■ **What needs to be done**: Please copy the listing that follows exactly, leaving out any pictures.

▬▬▬▬▬▬

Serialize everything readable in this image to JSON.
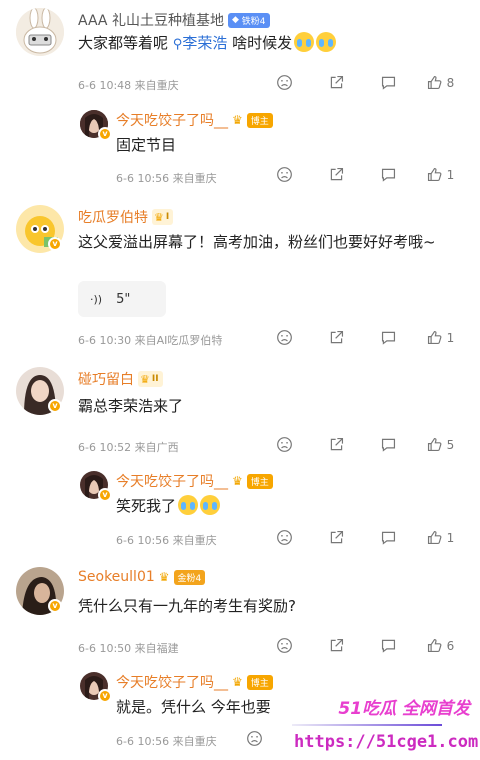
{
  "comments": [
    {
      "user": "AAA 礼山土豆种植基地",
      "badge": "铁粉4",
      "text_before": "大家都等着呢",
      "link": "李荣浩",
      "text_after": "啥时候发",
      "meta": "6-6 10:48  来自重庆",
      "likes": "8",
      "reply": {
        "user": "今天吃饺子了吗__",
        "badge": "博主",
        "text": "固定节目",
        "meta": "6-6 10:56  来自重庆",
        "likes": "1"
      }
    },
    {
      "user": "吃瓜罗伯特",
      "rank": "I",
      "text": "这父爱溢出屏幕了！高考加油，粉丝们也要好好考哦~",
      "voice": "5\"",
      "meta": "6-6 10:30  来自AI吃瓜罗伯特",
      "likes": "1"
    },
    {
      "user": "碰巧留白",
      "rank": "II",
      "text": "霸总李荣浩来了",
      "meta": "6-6 10:52  来自广西",
      "likes": "5",
      "reply": {
        "user": "今天吃饺子了吗__",
        "badge": "博主",
        "text": "笑死我了",
        "meta": "6-6 10:56  来自重庆",
        "likes": "1"
      }
    },
    {
      "user": "Seokeull01",
      "badge": "金粉4",
      "text": "凭什么只有一九年的考生有奖励?",
      "meta": "6-6 10:50  来自福建",
      "likes": "6",
      "reply": {
        "user": "今天吃饺子了吗__",
        "badge": "博主",
        "text": "就是。凭什么 今年也要",
        "meta": "6-6 10:56  来自重庆",
        "likes": ""
      }
    }
  ],
  "watermark": {
    "brand": "51吃瓜 全网首发",
    "url": "https://51cge1.com"
  },
  "colors": {
    "username": "#e77e28",
    "link": "#2b6fd6",
    "meta": "#999999",
    "author_badge": "#f7a600",
    "watermark": "#e83fcf"
  }
}
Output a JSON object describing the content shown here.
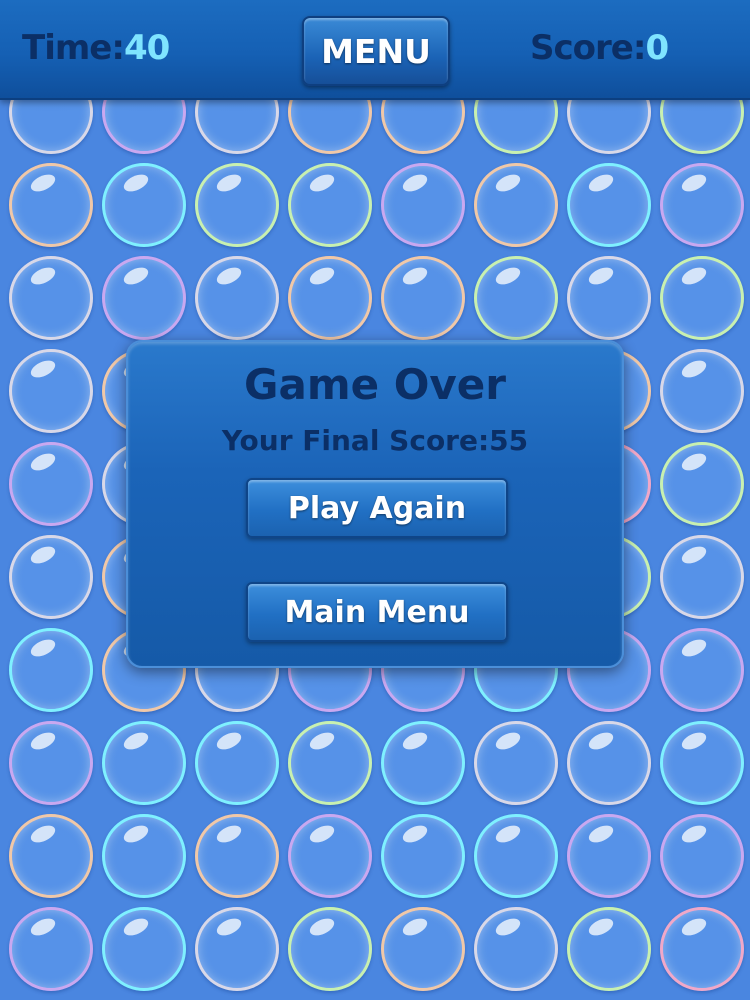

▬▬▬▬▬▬

■ **Reply**:
Serialize everything readable in this image to JSON.
{
  "comments": [
    {
      "user": "AAA 礼山土豆种植基地",
      "badge": "铁粉4",
      "text_before": "大家都等着呢",
      "link": "李荣浩",
      "text_after": "啥时候发",
      "meta": "6-6 10:48  来自重庆",
      "likes": "8",
      "reply": {
        "user": "今天吃饺子了吗__",
        "badge": "博主",
        "text": "固定节目",
        "meta": "6-6 10:56  来自重庆",
        "likes": "1"
      }
    },
    {
      "user": "吃瓜罗伯特",
      "rank": "I",
      "text": "这父爱溢出屏幕了！高考加油，粉丝们也要好好考哦~",
      "voice": "5\"",
      "meta": "6-6 10:30  来自AI吃瓜罗伯特",
      "likes": "1"
    },
    {
      "user": "碰巧留白",
      "rank": "II",
      "text": "霸总李荣浩来了",
      "meta": "6-6 10:52  来自广西",
      "likes": "5",
      "reply": {
        "user": "今天吃饺子了吗__",
        "badge": "博主",
        "text": "笑死我了",
        "meta": "6-6 10:56  来自重庆",
        "likes": "1"
      }
    },
    {
      "user": "Seokeull01",
      "badge": "金粉4",
      "text": "凭什么只有一九年的考生有奖励?",
      "meta": "6-6 10:50  来自福建",
      "likes": "6",
      "reply": {
        "user": "今天吃饺子了吗__",
        "badge": "博主",
        "text": "就是。凭什么 今年也要",
        "meta": "6-6 10:56  来自重庆",
        "likes": ""
      }
    }
  ],
  "watermark": {
    "brand": "51吃瓜 全网首发",
    "url": "https://51cge1.com"
  },
  "colors": {
    "username": "#e77e28",
    "link": "#2b6fd6",
    "meta": "#999999",
    "author_badge": "#f7a600",
    "watermark": "#e83fcf"
  }
}
Output a JSON object describing the content shown here.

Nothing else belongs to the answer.